With this understanding by the Founders, how would it be possible to maintain what makes America its own nation able to self-govern apart from any dictatorships that could take hold? As President, John Adams wrote “Our Constitution was made only for a moral and religious People. It is wholly inadequate to the government of any other.”[9] meaning that the nation of Americans possesses a specifically chosen cultural infrastructure, and the American people have historically adopted certain moral values, that make its system of constitutional self-government possible. This system, in turn, makes it possible for Americans to enjoy their natural rights. Other peoples, and other cultures, antithetical to that system of government, are thus a mortal threat to America’s political system and way of life, and Jefferson cautioned against a mass influx of peoples with opposing cultures and values, to those of America’s, in Notes on the State of Virginia.[10]

The ultimate tendency of the obliteration of borders is the obliteration of the very idea of sovereign nations.

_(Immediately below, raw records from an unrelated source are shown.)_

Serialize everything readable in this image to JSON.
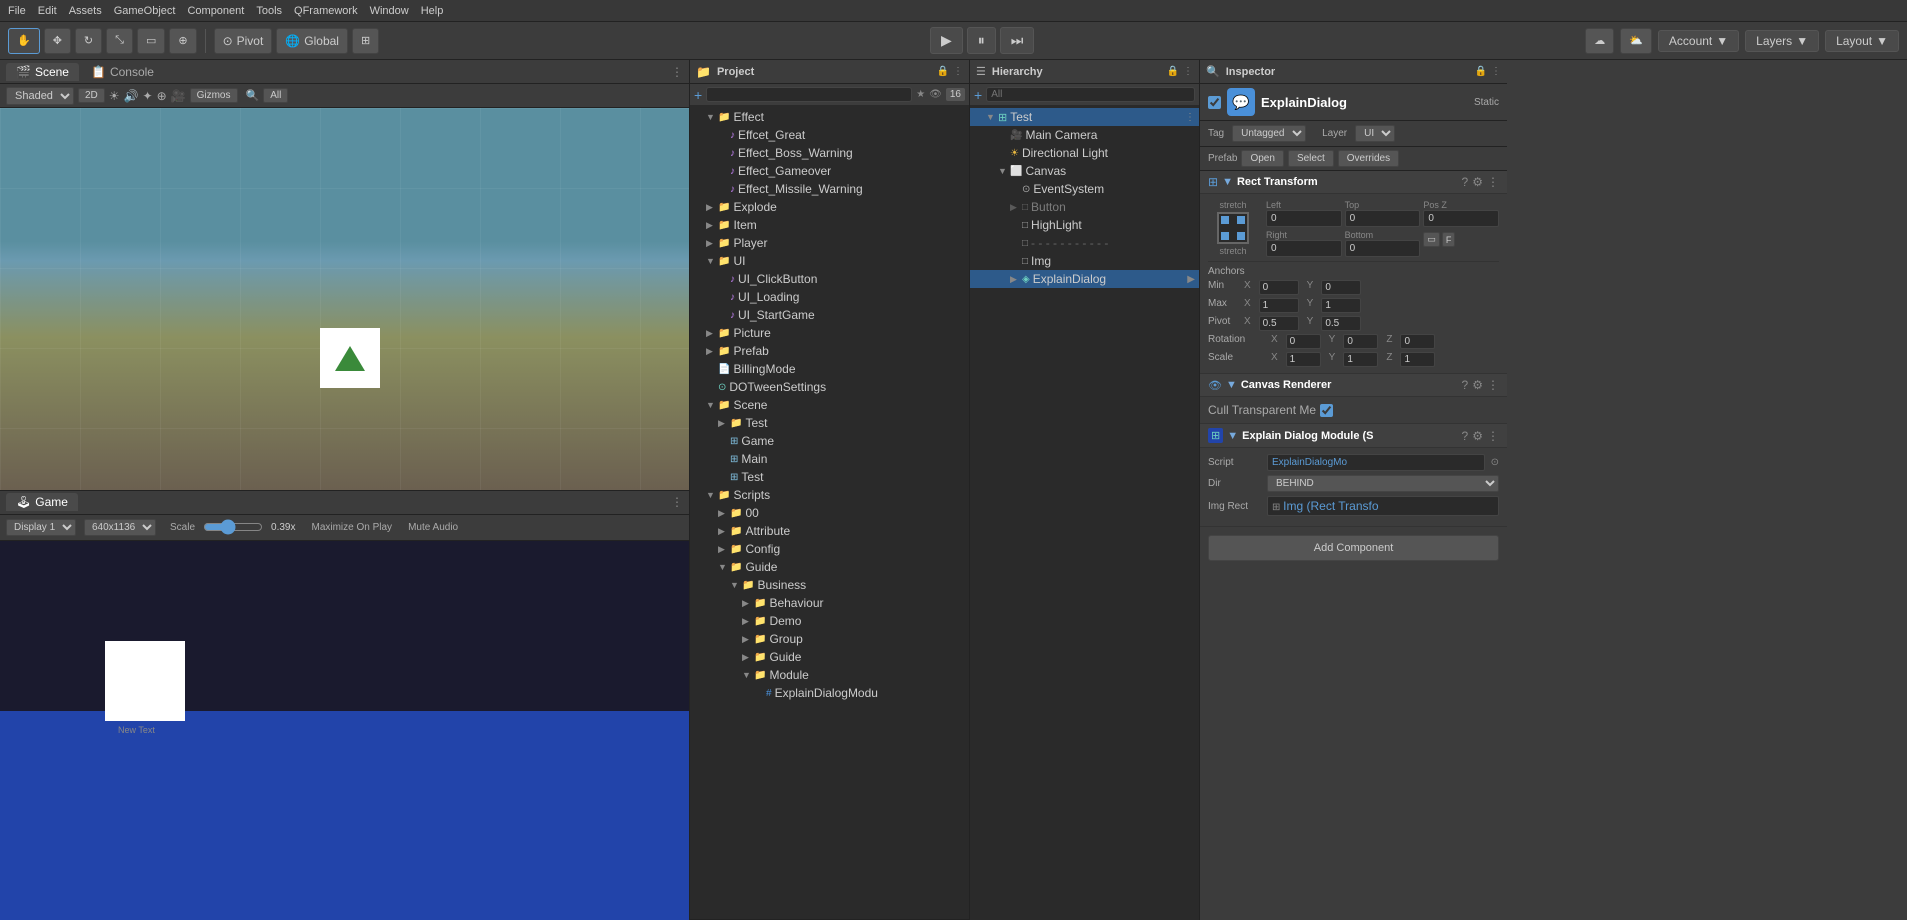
{
  "menubar": {
    "items": [
      "File",
      "Edit",
      "Assets",
      "GameObject",
      "Component",
      "Tools",
      "QFramework",
      "Window",
      "Help"
    ]
  },
  "toolbar": {
    "tools": [
      "hand",
      "move",
      "rotate",
      "scale",
      "rect",
      "transform"
    ],
    "pivot_label": "Pivot",
    "global_label": "Global",
    "play_btn": "▶",
    "pause_btn": "⏸",
    "step_btn": "⏭",
    "account_label": "Account",
    "layers_label": "Layers",
    "layout_label": "Layout"
  },
  "scene_panel": {
    "tab_scene": "Scene",
    "tab_console": "Console",
    "shading": "Shaded",
    "mode_2d": "2D",
    "gizmos": "Gizmos",
    "all_label": "All"
  },
  "game_panel": {
    "tab_game": "Game",
    "display": "Display 1",
    "resolution": "640x1136",
    "scale_label": "Scale",
    "scale_value": "0.39x",
    "maximize": "Maximize On Play",
    "mute": "Mute Audio"
  },
  "project_panel": {
    "title": "Project",
    "search_placeholder": "",
    "count": "16",
    "tree": [
      {
        "level": 1,
        "type": "folder",
        "label": "Effect",
        "expanded": true
      },
      {
        "level": 2,
        "type": "music",
        "label": "Effcet_Great"
      },
      {
        "level": 2,
        "type": "music",
        "label": "Effect_Boss_Warning"
      },
      {
        "level": 2,
        "type": "music",
        "label": "Effect_Gameover"
      },
      {
        "level": 2,
        "type": "music",
        "label": "Effect_Missile_Warning"
      },
      {
        "level": 1,
        "type": "folder",
        "label": "Explode"
      },
      {
        "level": 1,
        "type": "folder",
        "label": "Item"
      },
      {
        "level": 1,
        "type": "folder",
        "label": "Player"
      },
      {
        "level": 1,
        "type": "folder",
        "label": "UI",
        "expanded": true
      },
      {
        "level": 2,
        "type": "music",
        "label": "UI_ClickButton"
      },
      {
        "level": 2,
        "type": "music",
        "label": "UI_Loading"
      },
      {
        "level": 2,
        "type": "music",
        "label": "UI_StartGame"
      },
      {
        "level": 1,
        "type": "folder",
        "label": "Picture"
      },
      {
        "level": 1,
        "type": "folder",
        "label": "Prefab"
      },
      {
        "level": 1,
        "type": "asset",
        "label": "BillingMode"
      },
      {
        "level": 1,
        "type": "asset",
        "label": "DOTweenSettings"
      },
      {
        "level": 1,
        "type": "folder",
        "label": "Scene",
        "expanded": true
      },
      {
        "level": 2,
        "type": "folder",
        "label": "Test"
      },
      {
        "level": 2,
        "type": "scene",
        "label": "Game"
      },
      {
        "level": 2,
        "type": "scene",
        "label": "Main"
      },
      {
        "level": 2,
        "type": "scene",
        "label": "Test"
      },
      {
        "level": 1,
        "type": "folder",
        "label": "Scripts",
        "expanded": true
      },
      {
        "level": 2,
        "type": "folder",
        "label": "00"
      },
      {
        "level": 2,
        "type": "folder",
        "label": "Attribute"
      },
      {
        "level": 2,
        "type": "folder",
        "label": "Config"
      },
      {
        "level": 2,
        "type": "folder",
        "label": "Guide",
        "expanded": true
      },
      {
        "level": 3,
        "type": "folder",
        "label": "Business",
        "expanded": true
      },
      {
        "level": 4,
        "type": "folder",
        "label": "Behaviour"
      },
      {
        "level": 4,
        "type": "folder",
        "label": "Demo"
      },
      {
        "level": 4,
        "type": "folder",
        "label": "Group"
      },
      {
        "level": 4,
        "type": "folder",
        "label": "Guide"
      },
      {
        "level": 4,
        "type": "folder",
        "label": "Module",
        "expanded": true
      },
      {
        "level": 5,
        "type": "script",
        "label": "ExplainDialogModu"
      }
    ]
  },
  "hierarchy_panel": {
    "title": "Hierarchy",
    "search_placeholder": "All",
    "tree": [
      {
        "level": 0,
        "type": "folder",
        "label": "Test",
        "expanded": true,
        "has_menu": true
      },
      {
        "level": 1,
        "type": "camera",
        "label": "Main Camera"
      },
      {
        "level": 1,
        "type": "light",
        "label": "Directional Light"
      },
      {
        "level": 1,
        "type": "canvas",
        "label": "Canvas",
        "expanded": true
      },
      {
        "level": 2,
        "type": "eventsystem",
        "label": "EventSystem"
      },
      {
        "level": 2,
        "type": "button",
        "label": "Button",
        "disabled": true
      },
      {
        "level": 2,
        "type": "highlight",
        "label": "HighLight"
      },
      {
        "level": 2,
        "type": "dashed",
        "label": "- - - - - - - - - - -"
      },
      {
        "level": 2,
        "type": "img",
        "label": "Img"
      },
      {
        "level": 2,
        "type": "explain",
        "label": "ExplainDialog",
        "selected": true,
        "has_arrow": true
      }
    ]
  },
  "inspector": {
    "title": "Inspector",
    "obj_name": "ExplainDialog",
    "static_label": "Static",
    "tag_label": "Tag",
    "tag_value": "Untagged",
    "layer_label": "Layer",
    "layer_value": "UI",
    "prefab_label": "Prefab",
    "open_label": "Open",
    "select_label": "Select",
    "overrides_label": "Overrides",
    "rect_transform": {
      "title": "Rect Transform",
      "stretch_label": "stretch",
      "left_label": "Left",
      "top_label": "Top",
      "posz_label": "Pos Z",
      "left_val": "0",
      "top_val": "0",
      "posz_val": "0",
      "right_label": "Right",
      "bottom_label": "Bottom",
      "right_val": "0",
      "bottom_val": "0"
    },
    "anchors": {
      "title": "Anchors",
      "min_label": "Min",
      "min_x": "0",
      "min_y": "0",
      "max_label": "Max",
      "max_x": "1",
      "max_y": "1",
      "pivot_label": "Pivot",
      "pivot_x": "0.5",
      "pivot_y": "0.5",
      "rotation_label": "Rotation",
      "rot_x": "0",
      "rot_y": "0",
      "rot_z": "0",
      "scale_label": "Scale",
      "scale_x": "1",
      "scale_y": "1",
      "scale_z": "1"
    },
    "canvas_renderer": {
      "title": "Canvas Renderer",
      "cull_label": "Cull Transparent Me",
      "cull_checked": true
    },
    "explain_module": {
      "title": "Explain Dialog Module (S",
      "script_label": "Script",
      "script_value": "ExplainDialogMo",
      "dir_label": "Dir",
      "dir_value": "BEHIND",
      "imgrect_label": "Img Rect",
      "imgrect_value": "Img (Rect Transfo"
    },
    "add_component_label": "Add Component"
  }
}
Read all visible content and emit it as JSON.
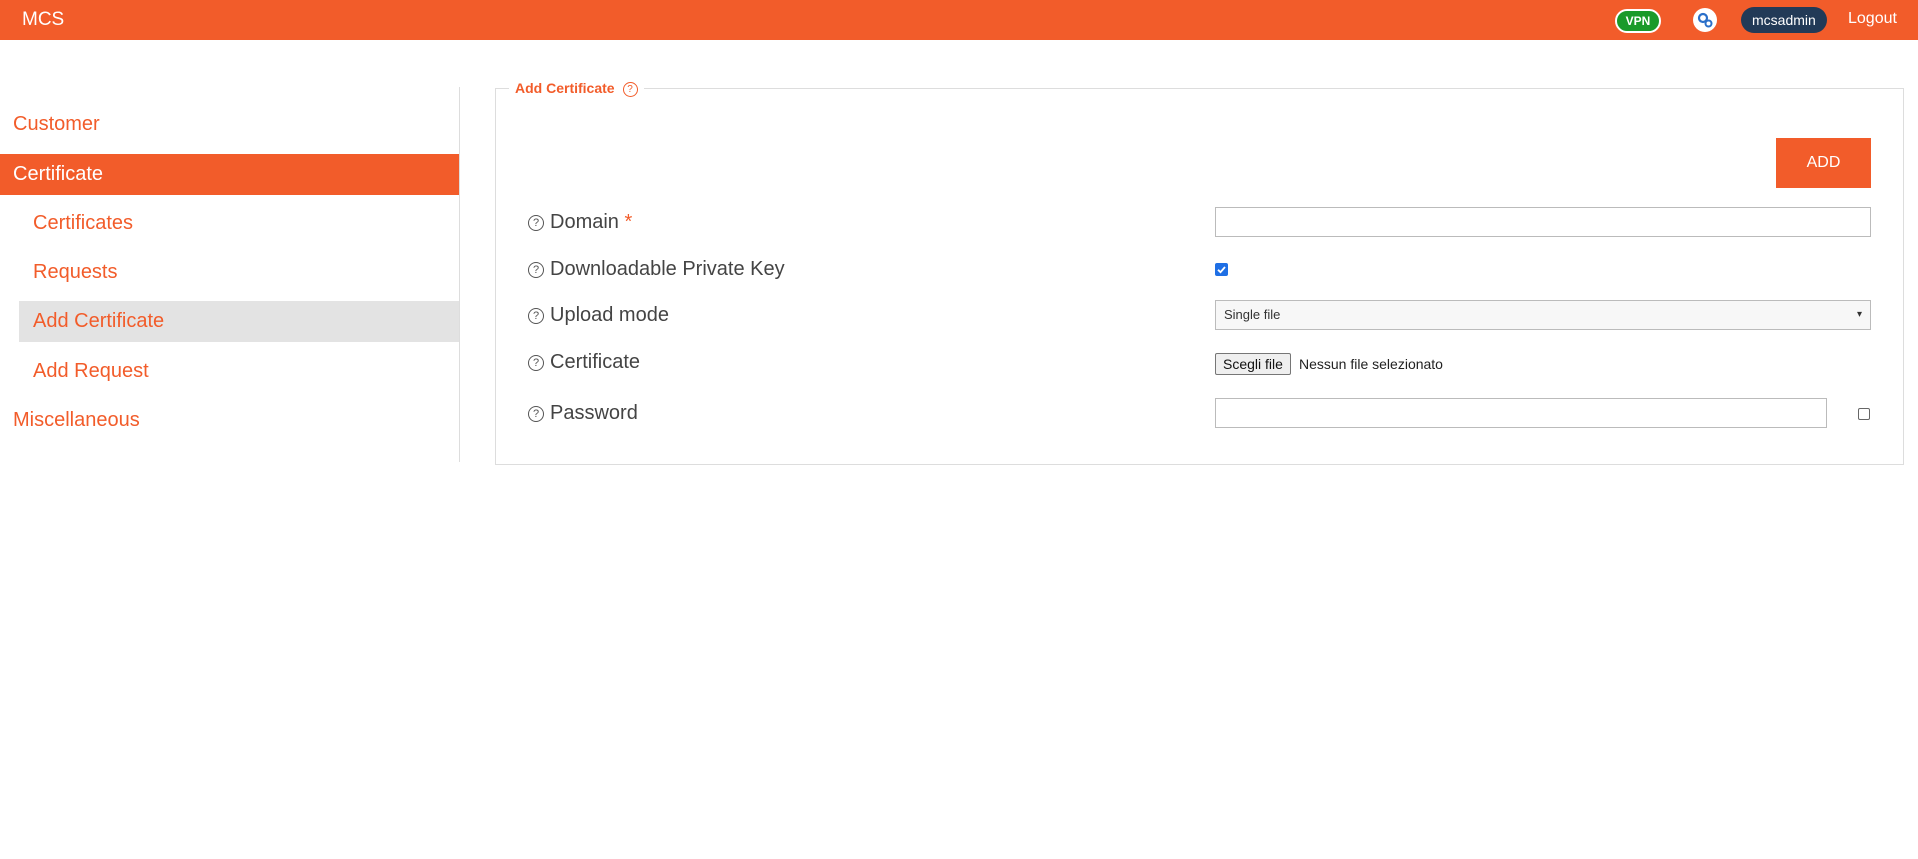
{
  "header": {
    "brand": "MCS",
    "vpn_badge": "VPN",
    "user": "mcsadmin",
    "logout": "Logout",
    "colors": {
      "bar": "#f25c2a",
      "vpn": "#1a9a2a",
      "user": "#223a57"
    }
  },
  "sidebar": {
    "items": [
      {
        "label": "Customer"
      },
      {
        "label": "Certificate"
      },
      {
        "label": "Certificates"
      },
      {
        "label": "Requests"
      },
      {
        "label": "Add Certificate"
      },
      {
        "label": "Add Request"
      },
      {
        "label": "Miscellaneous"
      }
    ]
  },
  "form": {
    "legend": "Add Certificate",
    "add_button": "ADD",
    "fields": {
      "domain": {
        "label": "Domain",
        "required_marker": "*",
        "value": ""
      },
      "private_key": {
        "label": "Downloadable Private Key",
        "checked": true
      },
      "upload_mode": {
        "label": "Upload mode",
        "selected": "Single file"
      },
      "certificate": {
        "label": "Certificate",
        "button": "Scegli file",
        "status": "Nessun file selezionato"
      },
      "password": {
        "label": "Password",
        "value": "",
        "show_checked": false
      }
    },
    "help_glyph": "?"
  }
}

In Federalist 10, James Madison argues for the viability and desirability of a large republic, but even this has its limits.[11] The limits of communication and transportation cannot be completely overcome, and there’s more to a self-governing political society than that. The competing interests of society must have something to unite them; Madison also notes in Federalist 10 that “justice ought to hold the balance between them.” In order to constitute a true political society, a regime, they must share something fundamental, which Aristotle at the outset of The Politics calls the “good.”[12]

The natural and inherent differences in people’s thinking about ideas such as what is good and just means that the peoples of the world will never agree on them perfectly, and they can thus never come together into one regime on principles of justice. The result will either be tyranny or anarchy, as philosophers as diverse as Leo Strauss and John Rawls have noted.[13] The destruction of sovereign nations does not signify the dawn of universal justice; it rather heralds the establishment of universal tyranny.

Secure borders, then, are a necessary precondition of liberty and self-government. It allows us to distinguish between those who are members of our political community, and those who are not. It allows people who share conceptions of justice and the good to congregate into one political community and govern themselves according to those conceptions. Secure borders allow Americans to preserve the cultural infrastructure that makes the United States’ version of free self-government possible. The concept of secure borders is embedded in both American principles and constitutionalism. The destruction of secure borders would be a catastrophe for the American republic.

Kevin Portteus is Professor of Politics, Director of American Studies, and the Lawrence Fertig Chair in Politics at Hillsdale College.


[1] (accessed August 4, 2023); (accessed August 4, 2023); Alex Nowrasteh, Open Immigration: Yea, in Alex Nowrasteh and Mark Kirkorian, Open Immigration: Yea & Nay (New York: Encounter Books, 2014).

[2] (accessed August 4, 2023); (accessed August 4, 2023).

[3] (accessed July 30, 2023).

[4] (accessed July 31, 2023).

[5] (accessed July 31, 2023).

[6] (accessed July 31, 2023).

[7] (accessed July 31, 2023); (accessed July 31, 2023); (accessed July 31, 2023).

[8] (accessed July 31, 2023).

[9] (accessed July 31, 2023).

[10] (accessed July 31, 2023).

[11] (accessed August 4, 2023).

[12] Aristotle, The Politics, book 1, chapter 1 (1252a1-3).

[13] G. P. Grant, “Tyranny and Wisdom: A comment on the Controversy Between Leo Strauss and Alexandre Kojeve”, Social Research 31, no. 1 (spring 1964): 45-72; John Rawls, The Law of Peoples (Cambridge, MA: Harvard University Press, 1999), 36.